## TASK
How many lines of the records below contain the word "zoster"? Answer with the number alone.
THE DATA section start
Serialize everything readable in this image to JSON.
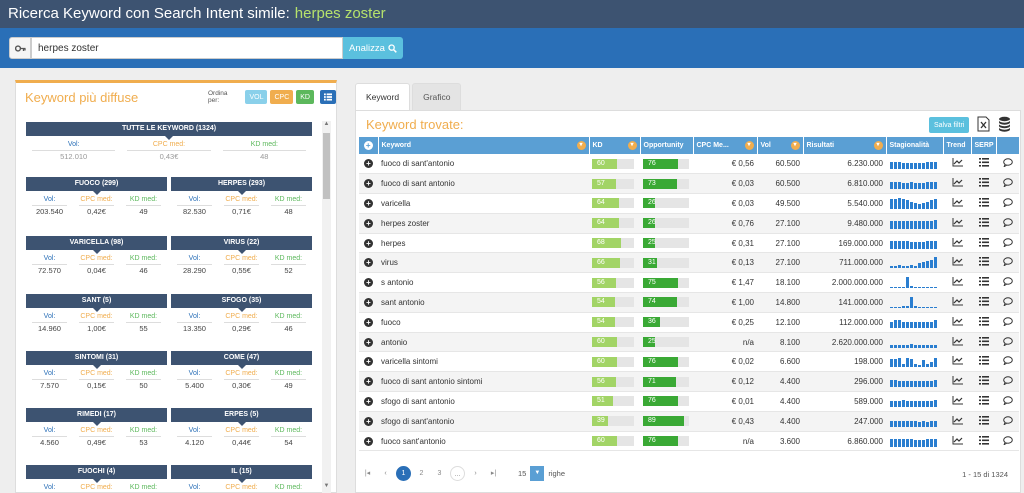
{
  "header": {
    "title": "Ricerca Keyword con Search Intent simile:",
    "keyword": "herpes zoster"
  },
  "search": {
    "value": "herpes zoster",
    "button_label": "Analizza",
    "icon": "key-icon"
  },
  "left_panel": {
    "title": "Keyword più diffuse",
    "sort_label": "Ordina per:",
    "sort_vol": "VOL",
    "sort_cpc": "CPC",
    "sort_kd": "KD",
    "labels": {
      "vol": "Vol:",
      "cpc": "CPC med:",
      "kd": "KD med:"
    },
    "all": {
      "title": "TUTTE LE KEYWORD (1324)",
      "vol": "512.010",
      "cpc": "0,43€",
      "kd": "48"
    },
    "groups": [
      {
        "title": "FUOCO (299)",
        "vol": "203.540",
        "cpc": "0,42€",
        "kd": "49"
      },
      {
        "title": "HERPES (293)",
        "vol": "82.530",
        "cpc": "0,71€",
        "kd": "48"
      },
      {
        "title": "VARICELLA (98)",
        "vol": "72.570",
        "cpc": "0,04€",
        "kd": "46"
      },
      {
        "title": "VIRUS (22)",
        "vol": "28.290",
        "cpc": "0,55€",
        "kd": "52"
      },
      {
        "title": "SANT (5)",
        "vol": "14.960",
        "cpc": "1,00€",
        "kd": "55"
      },
      {
        "title": "SFOGO (35)",
        "vol": "13.350",
        "cpc": "0,29€",
        "kd": "46"
      },
      {
        "title": "SINTOMI (31)",
        "vol": "7.570",
        "cpc": "0,15€",
        "kd": "50"
      },
      {
        "title": "COME (47)",
        "vol": "5.400",
        "cpc": "0,30€",
        "kd": "49"
      },
      {
        "title": "RIMEDI (17)",
        "vol": "4.560",
        "cpc": "0,49€",
        "kd": "53"
      },
      {
        "title": "ERPES (5)",
        "vol": "4.120",
        "cpc": "0,44€",
        "kd": "54"
      },
      {
        "title": "FUOCHI (4)",
        "vol": "",
        "cpc": "",
        "kd": ""
      },
      {
        "title": "IL (15)",
        "vol": "",
        "cpc": "",
        "kd": ""
      }
    ]
  },
  "tabs": [
    {
      "label": "Keyword",
      "active": true
    },
    {
      "label": "Grafico",
      "active": false
    }
  ],
  "right_panel": {
    "title": "Keyword trovate:",
    "save_filters": "Salva filtri",
    "columns": [
      "Keyword",
      "KD",
      "Opportunity",
      "CPC Me...",
      "Vol",
      "Risultati",
      "Stagionalità",
      "Trend",
      "SERP"
    ],
    "rows": [
      {
        "keyword": "fuoco di sant'antonio",
        "kd": 60,
        "opp": 76,
        "cpc": "€ 0,56",
        "vol": "60.500",
        "res": "6.230.000",
        "season": [
          6,
          6,
          6,
          5,
          5,
          5,
          5,
          5,
          5,
          6,
          6,
          6
        ]
      },
      {
        "keyword": "fuoco di sant antonio",
        "kd": 57,
        "opp": 73,
        "cpc": "€ 0,03",
        "vol": "60.500",
        "res": "6.810.000",
        "season": [
          6,
          6,
          6,
          5,
          5,
          6,
          5,
          5,
          5,
          6,
          6,
          6
        ]
      },
      {
        "keyword": "varicella",
        "kd": 64,
        "opp": 26,
        "cpc": "€ 0,03",
        "vol": "49.500",
        "res": "5.540.000",
        "season": [
          8,
          8,
          9,
          8,
          7,
          6,
          5,
          4,
          5,
          6,
          7,
          8
        ]
      },
      {
        "keyword": "herpes zoster",
        "kd": 64,
        "opp": 26,
        "cpc": "€ 0,76",
        "vol": "27.100",
        "res": "9.480.000",
        "season": [
          6,
          6,
          6,
          6,
          6,
          6,
          6,
          6,
          6,
          6,
          6,
          7
        ]
      },
      {
        "keyword": "herpes",
        "kd": 68,
        "opp": 25,
        "cpc": "€ 0,31",
        "vol": "27.100",
        "res": "169.000.000",
        "season": [
          6,
          6,
          6,
          6,
          6,
          5,
          5,
          5,
          5,
          6,
          6,
          6
        ]
      },
      {
        "keyword": "virus",
        "kd": 66,
        "opp": 31,
        "cpc": "€ 0,13",
        "vol": "27.100",
        "res": "711.000.000",
        "season": [
          2,
          2,
          3,
          2,
          2,
          3,
          2,
          4,
          5,
          6,
          7,
          9
        ]
      },
      {
        "keyword": "s antonio",
        "kd": 56,
        "opp": 75,
        "cpc": "€ 1,47",
        "vol": "18.100",
        "res": "2.000.000.000",
        "season": [
          1,
          1,
          1,
          1,
          9,
          2,
          1,
          1,
          1,
          1,
          1,
          1
        ]
      },
      {
        "keyword": "sant antonio",
        "kd": 54,
        "opp": 74,
        "cpc": "€ 1,00",
        "vol": "14.800",
        "res": "141.000.000",
        "season": [
          1,
          1,
          1,
          2,
          2,
          9,
          2,
          1,
          1,
          1,
          1,
          1
        ]
      },
      {
        "keyword": "fuoco",
        "kd": 54,
        "opp": 36,
        "cpc": "€ 0,25",
        "vol": "12.100",
        "res": "112.000.000",
        "season": [
          5,
          6,
          6,
          5,
          5,
          5,
          5,
          5,
          5,
          5,
          5,
          6
        ]
      },
      {
        "keyword": "antonio",
        "kd": 60,
        "opp": 25,
        "cpc": "n/a",
        "vol": "8.100",
        "res": "2.620.000.000",
        "season": [
          2,
          2,
          2,
          2,
          2,
          3,
          2,
          2,
          2,
          2,
          2,
          2
        ]
      },
      {
        "keyword": "varicella sintomi",
        "kd": 60,
        "opp": 76,
        "cpc": "€ 0,02",
        "vol": "6.600",
        "res": "198.000",
        "season": [
          7,
          7,
          8,
          3,
          8,
          7,
          3,
          2,
          6,
          3,
          4,
          8
        ]
      },
      {
        "keyword": "fuoco di sant antonio sintomi",
        "kd": 56,
        "opp": 71,
        "cpc": "€ 0,12",
        "vol": "4.400",
        "res": "296.000",
        "season": [
          6,
          6,
          5,
          5,
          5,
          5,
          5,
          5,
          5,
          5,
          5,
          6
        ]
      },
      {
        "keyword": "sfogo di sant antonio",
        "kd": 51,
        "opp": 76,
        "cpc": "€ 0,01",
        "vol": "4.400",
        "res": "589.000",
        "season": [
          5,
          5,
          5,
          6,
          5,
          5,
          5,
          5,
          5,
          5,
          5,
          6
        ]
      },
      {
        "keyword": "sfogo di sant'antonio",
        "kd": 39,
        "opp": 89,
        "cpc": "€ 0,43",
        "vol": "4.400",
        "res": "247.000",
        "season": [
          5,
          5,
          5,
          5,
          5,
          5,
          5,
          4,
          5,
          4,
          5,
          5
        ]
      },
      {
        "keyword": "fuoco sant'antonio",
        "kd": 60,
        "opp": 76,
        "cpc": "n/a",
        "vol": "3.600",
        "res": "6.860.000",
        "season": [
          6,
          6,
          6,
          6,
          6,
          6,
          5,
          5,
          5,
          6,
          6,
          6
        ]
      }
    ]
  },
  "pager": {
    "pages": [
      "1",
      "2",
      "3",
      "..."
    ],
    "per_page": "15",
    "per_page_label": "righe",
    "info": "1 - 15 di 1324"
  }
}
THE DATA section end
## TASK SOLUTION
3